This is another question I’ve heard lately at the gallery (in our gallery we usually describe our works as oil on linen). If you go to a museum ninety percent of the paintings you will see are painted on linen. Linen is a preferred support. In art lingo ‘support’ means whatever surface you are painting on. Linen is a preferred support for oil paintings because the weave is irregular and can add subtle variety and movement to passages in a painting that would otherwise not have enough interest such as a flatly painted area. Cotton, though commonly used, has a very regular pattern that can look odd and simple. On the other hand I saw a group of cool landscape studies by John Sargent at an auction and when I turned them over I was surprised to see they were on cotton. So good work can be done on cotton too. I noticed the Deibenkorn still lifes at a recent show were on heavy cotton so maybe its fine for work that not trying to look traditional. My own theory is that the shape of the linen fiber (if you would cut it and look at it sideways) is a polygon, it has points, and when a brush loaded with paint is dragged across linen it aggressively pulls the paint from the brush more so than the round cotton fiber. For me that’s a good thing. I guess bottom line is the choice of supports effects how the brushstrokes look.

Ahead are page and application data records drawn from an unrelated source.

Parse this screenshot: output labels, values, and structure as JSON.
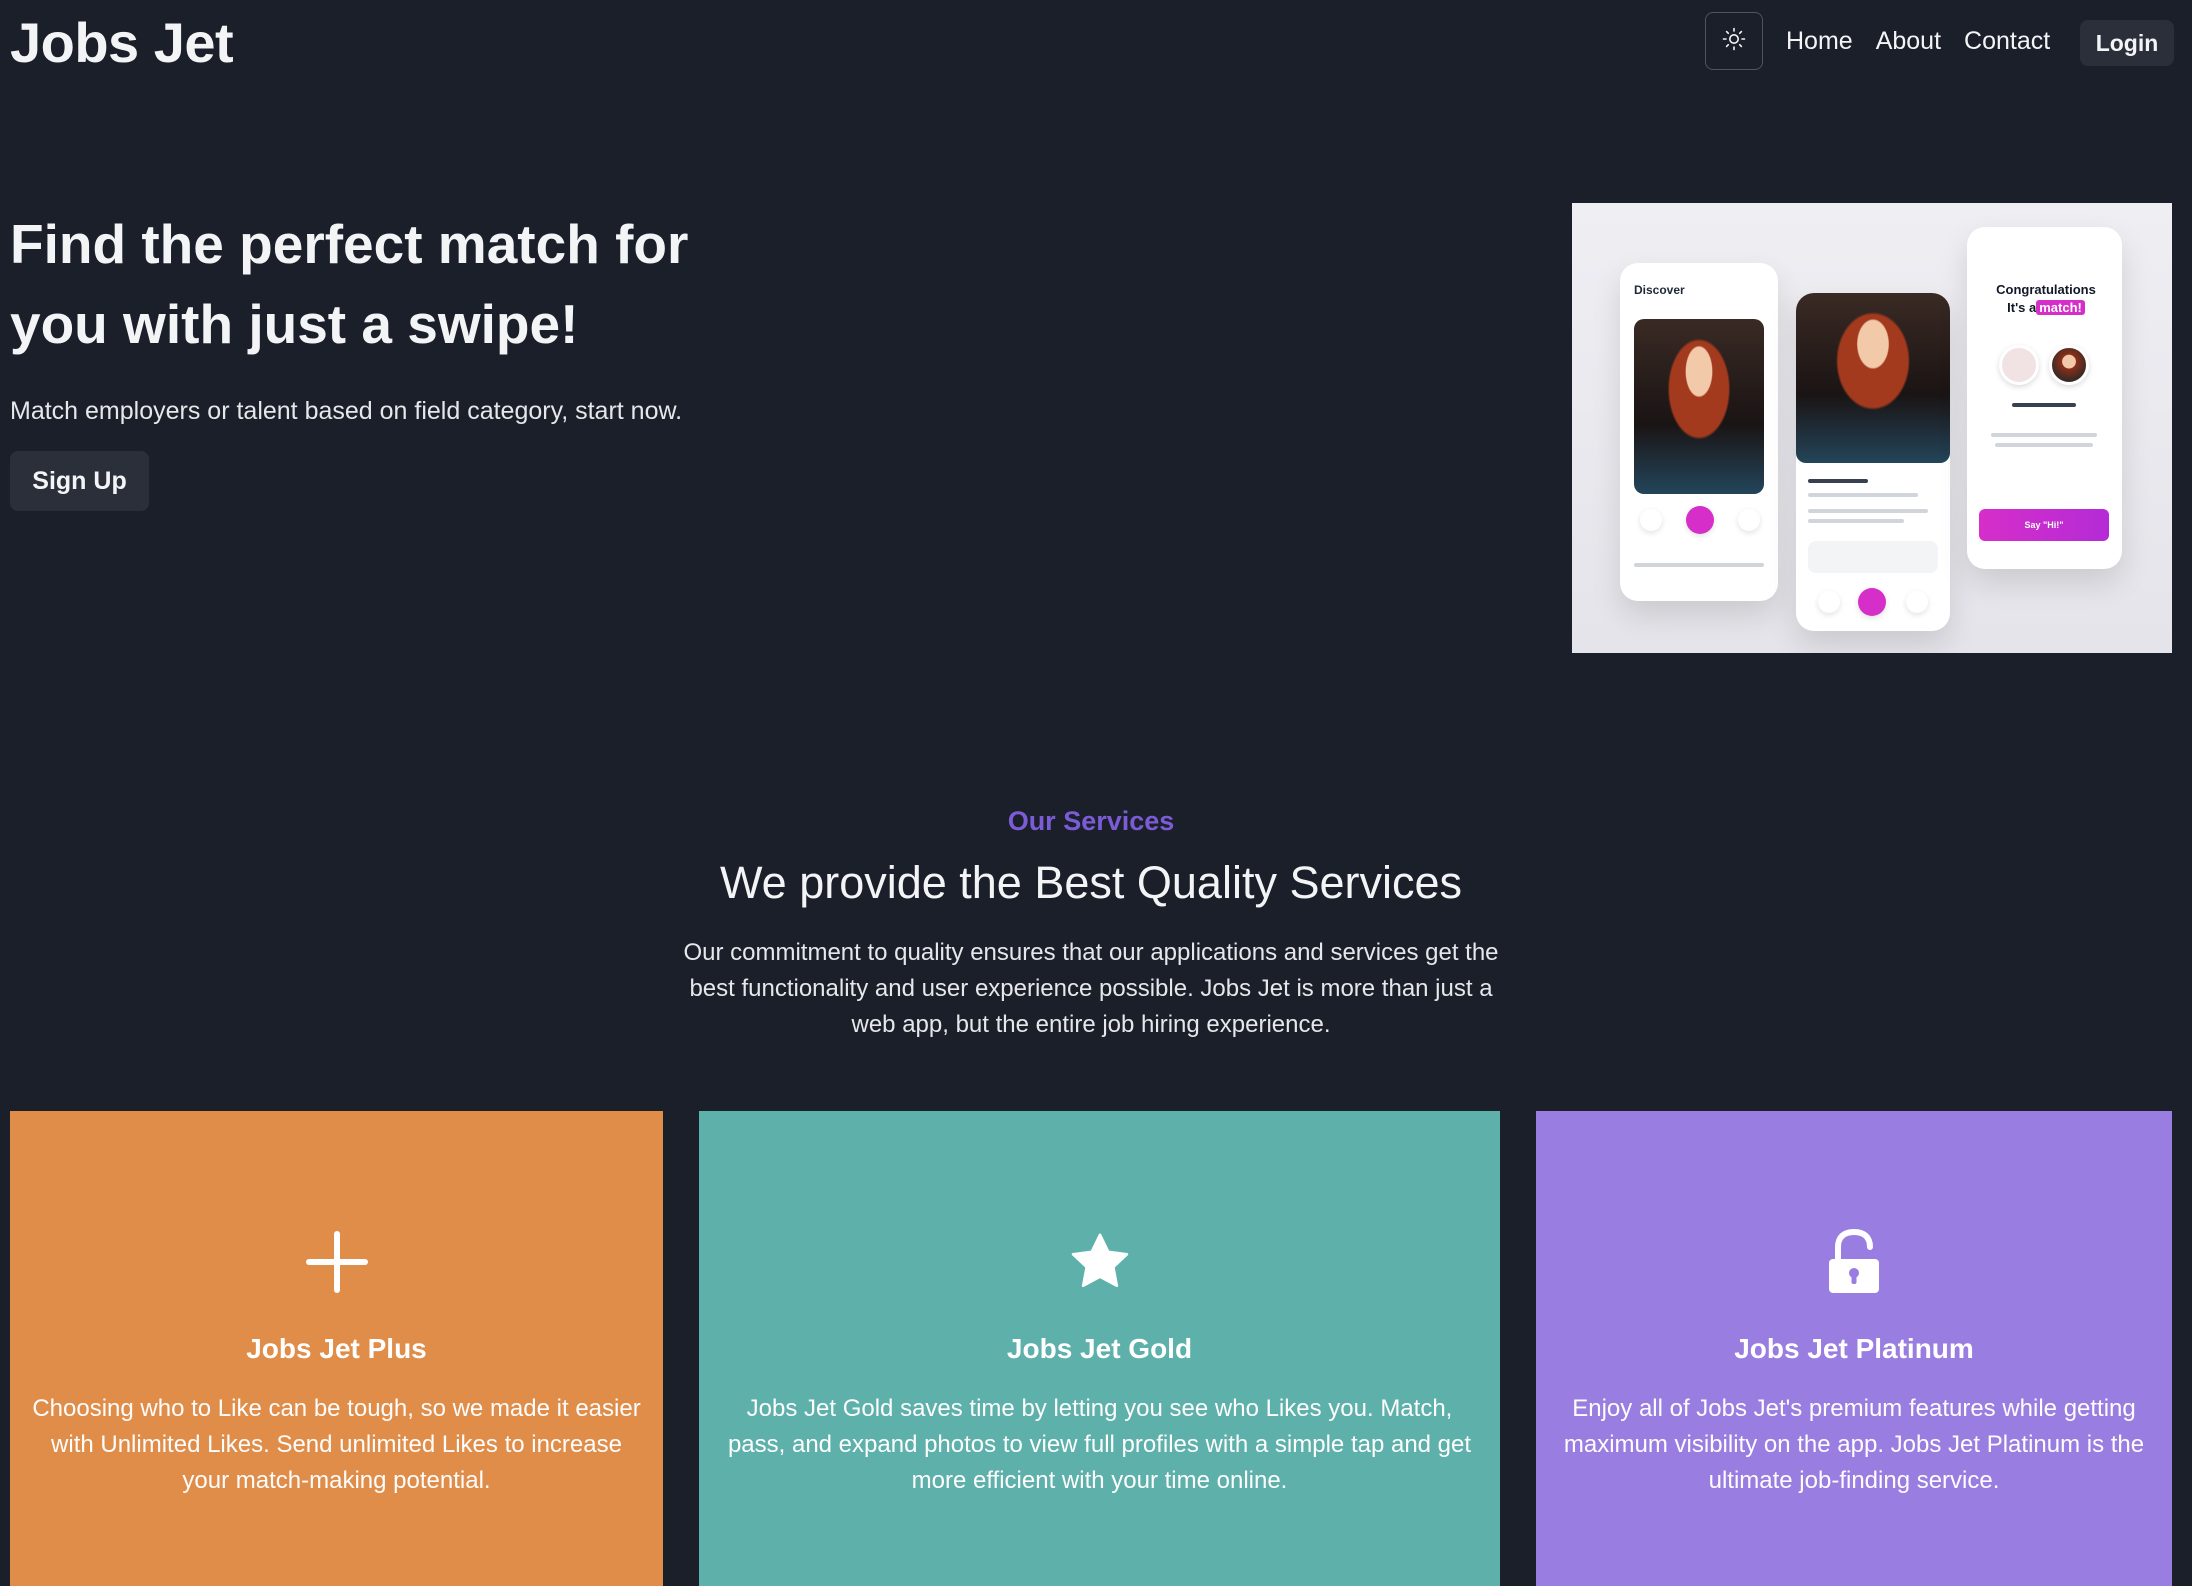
{
  "header": {
    "brand": "Jobs Jet",
    "theme_toggle_icon": "sun-icon",
    "nav": [
      {
        "label": "Home"
      },
      {
        "label": "About"
      },
      {
        "label": "Contact"
      }
    ],
    "login_label": "Login"
  },
  "hero": {
    "title": "Find the perfect match for you with just a swipe!",
    "subtitle": "Match employers or talent based on field category, start now.",
    "signup_label": "Sign Up",
    "image": {
      "phone1_heading": "Discover",
      "congrats_line1": "Congratulations",
      "congrats_line2_prefix": "It's a",
      "congrats_match": "match!",
      "say_hi": "Say \"Hi!\"",
      "accent_color": "#d62ec9"
    }
  },
  "services": {
    "eyebrow": "Our Services",
    "title": "We provide the Best Quality Services",
    "description": "Our commitment to quality ensures that our applications and services get the best functionality and user experience possible. Jobs Jet is more than just a web app, but the entire job hiring experience.",
    "cards": [
      {
        "title": "Jobs Jet Plus",
        "icon": "plus-icon",
        "color": "#e08d49",
        "description": "Choosing who to Like can be tough, so we made it easier with Unlimited Likes. Send unlimited Likes to increase your match-making potential."
      },
      {
        "title": "Jobs Jet Gold",
        "icon": "star-icon",
        "color": "#5eb0ab",
        "description": "Jobs Jet Gold saves time by letting you see who Likes you. Match, pass, and expand photos to view full profiles with a simple tap and get more efficient with your time online."
      },
      {
        "title": "Jobs Jet Platinum",
        "icon": "unlock-icon",
        "color": "#9a7de1",
        "description": "Enjoy all of Jobs Jet's premium features while getting maximum visibility on the app. Jobs Jet Platinum is the ultimate job-finding service."
      }
    ]
  },
  "colors": {
    "background": "#1b1f29",
    "accent": "#7c5cd6",
    "button_bg": "#2a2f3a"
  }
}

alla prima painting
How long does it take to finish a painting? That is an age old question that has been asked of artist since time immemorial. When I was a young artist I was told that the proper answer is twenty five years and three days. However I will try to give you a short but more complete answer here. Of course I can only speak for myself and it will vary from artist to artist. Van Gogh seems to have painted 4 or more paintings a day while Ivan Albright took 21 years to finish a portrait. The important factor when it comes to time is technique. Many artist and more so in modern times paint using some version of the alla prima, or “all at once” style, which means that you try to get the image completed in one session. Total time, from a few hours to a couple of days but time is up if the paint starts drying . When this goes south the artist has entered what is known as the modified alla prima mode, where one must paint additional “adjustments” on top of the dry but unsatisfactory “alla prima” painting. Actually this is a slippery slope and if the artist was rational he would just chuck it all and start from the beginning. But many artist struggle on not wanting to waste the time and effort expended so far. Anyway this can go on for some time and in the end it may take many days or weeks to finish what you thought you could pull of with a few days effort. I read the analogy that if the wagon doesn’t make it over the hill its best to go back to the bottom and start over again. Many great works have been created in this manner.